First, there must be “a communication between two parties with a view toward reaching an agreement.” Second, there must be “active interest on both sides.” This suggests that the disclosure requirement is not triggered where either you or a potential employer expresses interest but that interest is not reciprocated. In addition, the committee would not consider you to be “negotiating” with a potential employer if you were merely to send the employer your résumé.
In your case, you characterize your discussions as preliminary. If by this you mean that you have not engaged in communications with a view toward reaching an agreement or if there is no active interest on both sides, then you do not yet need to disclose your discussions to the ethics committee.
However, if and when your discussions with a potential employer do reach this stage, then the rules require disclosure within three business days after beginning negotiations or formalizing an employment or compensation agreement. Disclosure forms are available from the ethics committee and are on its Web site. These forms require disclosure of the name of the potential employer, the date you began negotiations or reached an employment agreement, and a certification that you will recuse yourself from any official matter that would present even the appearance of a conflict of interest in connection with the potential employer. In the case of such recusal, you also must file a recusal form with the ethics committee, acknowledging that you may not directly or indirectly participate in any official matter with the potential employer.

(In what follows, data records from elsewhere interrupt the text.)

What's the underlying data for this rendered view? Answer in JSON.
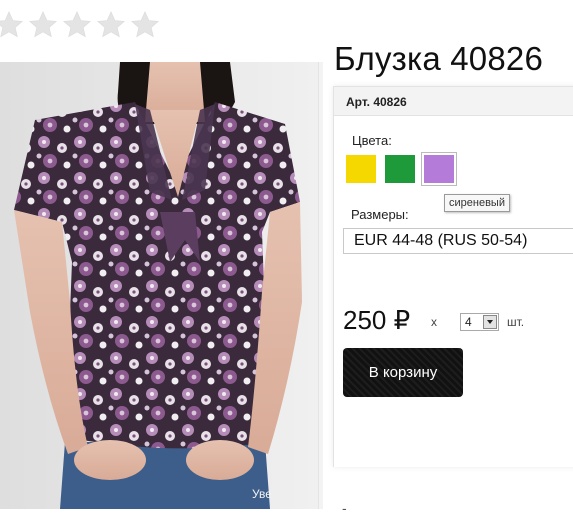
{
  "rating": {
    "stars_total": 5,
    "stars_filled": 0
  },
  "product": {
    "title": "Блузка 40826",
    "sku_label": "Арт. 40826",
    "image_watermark": "Уве"
  },
  "colors": {
    "label": "Цвета:",
    "swatches": [
      {
        "name": "yellow",
        "color": "#f5d800"
      },
      {
        "name": "green",
        "color": "#1e9a3a"
      },
      {
        "name": "lilac",
        "color": "#b47bd8"
      }
    ],
    "hover_tooltip": "сиреневый"
  },
  "sizes": {
    "label": "Размеры:",
    "selected": "EUR 44-48 (RUS 50-54)"
  },
  "price": {
    "value": "250 ₽",
    "times": "x",
    "quantity": "4",
    "unit": "шт."
  },
  "cart": {
    "button_label": "В корзину"
  },
  "footer": {
    "dot": "-"
  }
}
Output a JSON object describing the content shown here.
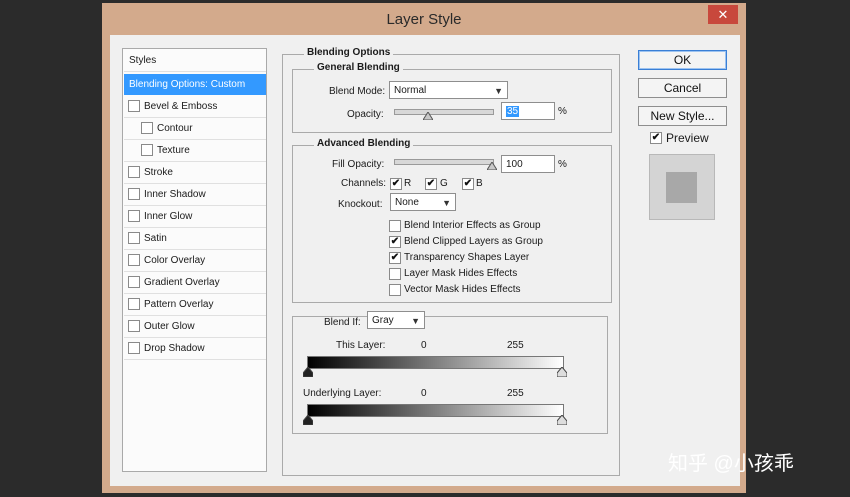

From your questions, it appears that these disclosure requirements have given you pause. This is understandable. After all, in the private sector, employees frequently explore job changes without the knowledge of their current employer. Because of your concern, you raise the question of whether the ethics committee would have jurisdiction over you after you leave the House.
Never say never, but it seems extremely unlikely that the ethics committee would attempt to assert jurisdiction over a former House staffer. Neither the constitutional nor statutory bases for the authority of the ethics committee appear to confer jurisdiction over staffers and Members once they leave the House. In fact, the ethics committee has explicitly acknowledged this limitation on its jurisdiction. For example, in its December 2006 report regarding former Rep. Mark Foley’s (R-Fla.) alleged improprieties with House pages, the committee declined to take action against Foley, stating that it lacks “disciplinary authority” over former employees.
This doesn’t mean, of course, that no risks lie in ignoring your obligations regarding employment negotiations. For one, assuming you are a “very senior staffer,” you clearly are subject to the disclosure rules now. Second, engaging in negotiations while still a staffer subjects you to ethical obligations beyond merely disclosure and recusal. For a good summary of the additional obligations, see the committee’s Sept. 29, 2006, memorandum regarding post- employment restrictions for staff. Third, after negotiating with private employers, you might change your mind and remain in the House, in which case the ethics committee would retain jurisdiction over you. Finally, even if you leave the House with nothing coming to light, if it ever were to come out that you had ignored your ethical obligations before leaving, it might tarnish not only your own reputation, but also those of both your former employer in the House and your new employer in the private sector.
Whatever you decide, make sure you are aware of the risks before you act. And take care of your daughter!
C. Simon Davidson is an attorney in the Washington, D.C., office of McGuireWoods LLP. Click here to submit questions. Readers should not treat his column as legal advice. Questions are not confidential and do not create any attorney-client relationship.